[Website and app data records]
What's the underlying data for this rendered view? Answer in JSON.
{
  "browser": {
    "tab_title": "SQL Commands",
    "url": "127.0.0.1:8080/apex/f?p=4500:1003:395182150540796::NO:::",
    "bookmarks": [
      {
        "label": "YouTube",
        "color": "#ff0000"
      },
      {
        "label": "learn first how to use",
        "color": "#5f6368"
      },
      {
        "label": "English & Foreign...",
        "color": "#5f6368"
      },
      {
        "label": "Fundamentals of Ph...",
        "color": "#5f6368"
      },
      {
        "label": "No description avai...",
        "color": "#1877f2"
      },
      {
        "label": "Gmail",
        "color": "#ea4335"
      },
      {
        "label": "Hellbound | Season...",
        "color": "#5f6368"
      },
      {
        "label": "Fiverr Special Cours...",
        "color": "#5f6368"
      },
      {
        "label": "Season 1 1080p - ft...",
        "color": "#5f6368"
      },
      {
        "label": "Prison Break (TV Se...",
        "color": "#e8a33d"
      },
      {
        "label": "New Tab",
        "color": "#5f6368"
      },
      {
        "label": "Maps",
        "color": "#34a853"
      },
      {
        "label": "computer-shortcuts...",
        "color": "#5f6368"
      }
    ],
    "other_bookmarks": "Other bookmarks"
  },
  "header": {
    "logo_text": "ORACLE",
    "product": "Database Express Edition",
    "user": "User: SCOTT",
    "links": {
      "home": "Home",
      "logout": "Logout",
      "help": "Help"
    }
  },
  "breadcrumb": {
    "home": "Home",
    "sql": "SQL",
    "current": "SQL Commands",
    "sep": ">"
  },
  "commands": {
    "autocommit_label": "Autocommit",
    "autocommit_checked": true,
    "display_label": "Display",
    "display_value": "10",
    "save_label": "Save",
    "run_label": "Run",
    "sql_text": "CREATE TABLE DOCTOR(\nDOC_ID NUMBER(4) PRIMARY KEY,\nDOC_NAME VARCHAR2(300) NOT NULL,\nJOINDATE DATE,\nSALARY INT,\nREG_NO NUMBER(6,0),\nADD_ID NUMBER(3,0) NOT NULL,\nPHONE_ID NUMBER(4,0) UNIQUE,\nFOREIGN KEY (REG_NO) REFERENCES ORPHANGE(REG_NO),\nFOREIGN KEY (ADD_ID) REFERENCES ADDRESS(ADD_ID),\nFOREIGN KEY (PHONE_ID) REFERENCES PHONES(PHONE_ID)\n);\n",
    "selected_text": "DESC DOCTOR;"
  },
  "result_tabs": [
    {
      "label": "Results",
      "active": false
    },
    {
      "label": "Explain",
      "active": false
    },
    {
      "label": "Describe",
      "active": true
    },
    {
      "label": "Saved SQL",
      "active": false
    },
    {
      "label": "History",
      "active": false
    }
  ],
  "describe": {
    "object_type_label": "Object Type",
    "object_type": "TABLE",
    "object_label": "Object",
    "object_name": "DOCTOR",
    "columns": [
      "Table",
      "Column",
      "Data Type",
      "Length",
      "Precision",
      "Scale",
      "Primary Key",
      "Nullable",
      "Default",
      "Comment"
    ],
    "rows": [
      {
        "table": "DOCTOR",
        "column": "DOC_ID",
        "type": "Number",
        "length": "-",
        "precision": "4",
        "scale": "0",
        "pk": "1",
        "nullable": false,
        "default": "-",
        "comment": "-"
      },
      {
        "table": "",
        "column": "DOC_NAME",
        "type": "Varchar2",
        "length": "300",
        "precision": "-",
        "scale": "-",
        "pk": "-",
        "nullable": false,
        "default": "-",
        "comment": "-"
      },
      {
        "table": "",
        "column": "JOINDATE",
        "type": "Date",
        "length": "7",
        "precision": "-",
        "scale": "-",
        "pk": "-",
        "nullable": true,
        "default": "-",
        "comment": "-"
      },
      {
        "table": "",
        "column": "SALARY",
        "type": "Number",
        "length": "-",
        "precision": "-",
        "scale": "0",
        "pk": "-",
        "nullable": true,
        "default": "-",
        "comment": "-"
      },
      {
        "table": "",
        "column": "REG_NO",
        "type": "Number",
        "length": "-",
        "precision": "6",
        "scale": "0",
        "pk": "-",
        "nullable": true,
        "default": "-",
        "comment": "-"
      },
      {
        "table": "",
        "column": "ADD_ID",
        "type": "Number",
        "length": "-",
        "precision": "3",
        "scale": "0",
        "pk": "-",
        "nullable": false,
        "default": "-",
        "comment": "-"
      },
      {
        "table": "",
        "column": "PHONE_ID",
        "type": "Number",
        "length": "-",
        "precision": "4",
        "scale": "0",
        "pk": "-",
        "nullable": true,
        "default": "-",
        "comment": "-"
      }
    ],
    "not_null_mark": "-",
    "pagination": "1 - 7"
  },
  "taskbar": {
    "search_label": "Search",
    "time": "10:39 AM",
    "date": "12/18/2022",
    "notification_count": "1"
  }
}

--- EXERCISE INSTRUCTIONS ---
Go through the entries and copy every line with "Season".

--- OUTPUT FOR THIS TASK ---
        "label": "Hellbound | Season...",
        "label": "Season 1 1080p - ft...",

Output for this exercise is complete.